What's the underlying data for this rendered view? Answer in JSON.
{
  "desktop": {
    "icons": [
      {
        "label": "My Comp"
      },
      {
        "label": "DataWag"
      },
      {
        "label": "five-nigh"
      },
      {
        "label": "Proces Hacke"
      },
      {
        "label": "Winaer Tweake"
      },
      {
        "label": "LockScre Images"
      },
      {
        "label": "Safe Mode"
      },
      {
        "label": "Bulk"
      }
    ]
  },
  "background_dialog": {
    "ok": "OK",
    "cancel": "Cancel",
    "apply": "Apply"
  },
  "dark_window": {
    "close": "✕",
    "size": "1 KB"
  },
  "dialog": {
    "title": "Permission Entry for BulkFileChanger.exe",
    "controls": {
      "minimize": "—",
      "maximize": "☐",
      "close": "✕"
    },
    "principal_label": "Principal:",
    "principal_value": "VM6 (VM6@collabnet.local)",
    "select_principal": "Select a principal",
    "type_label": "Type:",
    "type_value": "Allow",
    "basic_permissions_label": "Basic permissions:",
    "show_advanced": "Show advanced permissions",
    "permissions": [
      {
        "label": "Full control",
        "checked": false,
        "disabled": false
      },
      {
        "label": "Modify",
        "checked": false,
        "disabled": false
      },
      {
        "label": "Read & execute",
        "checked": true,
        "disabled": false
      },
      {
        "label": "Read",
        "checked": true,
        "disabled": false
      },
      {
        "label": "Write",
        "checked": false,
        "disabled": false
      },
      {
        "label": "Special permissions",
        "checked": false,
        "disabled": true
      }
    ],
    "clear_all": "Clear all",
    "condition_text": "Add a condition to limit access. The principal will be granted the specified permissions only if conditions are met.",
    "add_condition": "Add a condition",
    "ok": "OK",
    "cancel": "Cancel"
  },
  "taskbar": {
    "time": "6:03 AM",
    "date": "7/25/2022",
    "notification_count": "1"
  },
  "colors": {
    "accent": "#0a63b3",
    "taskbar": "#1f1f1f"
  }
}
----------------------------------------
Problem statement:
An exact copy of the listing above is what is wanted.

Task answer:
What's the underlying data for this rendered view? Answer in JSON.
{
  "desktop": {
    "icons": [
      {
        "label": "My Comp"
      },
      {
        "label": "DataWag"
      },
      {
        "label": "five-nigh"
      },
      {
        "label": "Proces Hacke"
      },
      {
        "label": "Winaer Tweake"
      },
      {
        "label": "LockScre Images"
      },
      {
        "label": "Safe Mode"
      },
      {
        "label": "Bulk"
      }
    ]
  },
  "background_dialog": {
    "ok": "OK",
    "cancel": "Cancel",
    "apply": "Apply"
  },
  "dark_window": {
    "close": "✕",
    "size": "1 KB"
  },
  "dialog": {
    "title": "Permission Entry for BulkFileChanger.exe",
    "controls": {
      "minimize": "—",
      "maximize": "☐",
      "close": "✕"
    },
    "principal_label": "Principal:",
    "principal_value": "VM6 (VM6@collabnet.local)",
    "select_principal": "Select a principal",
    "type_label": "Type:",
    "type_value": "Allow",
    "basic_permissions_label": "Basic permissions:",
    "show_advanced": "Show advanced permissions",
    "permissions": [
      {
        "label": "Full control",
        "checked": false,
        "disabled": false
      },
      {
        "label": "Modify",
        "checked": false,
        "disabled": false
      },
      {
        "label": "Read & execute",
        "checked": true,
        "disabled": false
      },
      {
        "label": "Read",
        "checked": true,
        "disabled": false
      },
      {
        "label": "Write",
        "checked": false,
        "disabled": false
      },
      {
        "label": "Special permissions",
        "checked": false,
        "disabled": true
      }
    ],
    "clear_all": "Clear all",
    "condition_text": "Add a condition to limit access. The principal will be granted the specified permissions only if conditions are met.",
    "add_condition": "Add a condition",
    "ok": "OK",
    "cancel": "Cancel"
  },
  "taskbar": {
    "time": "6:03 AM",
    "date": "7/25/2022",
    "notification_count": "1"
  },
  "colors": {
    "accent": "#0a63b3",
    "taskbar": "#1f1f1f"
  }
}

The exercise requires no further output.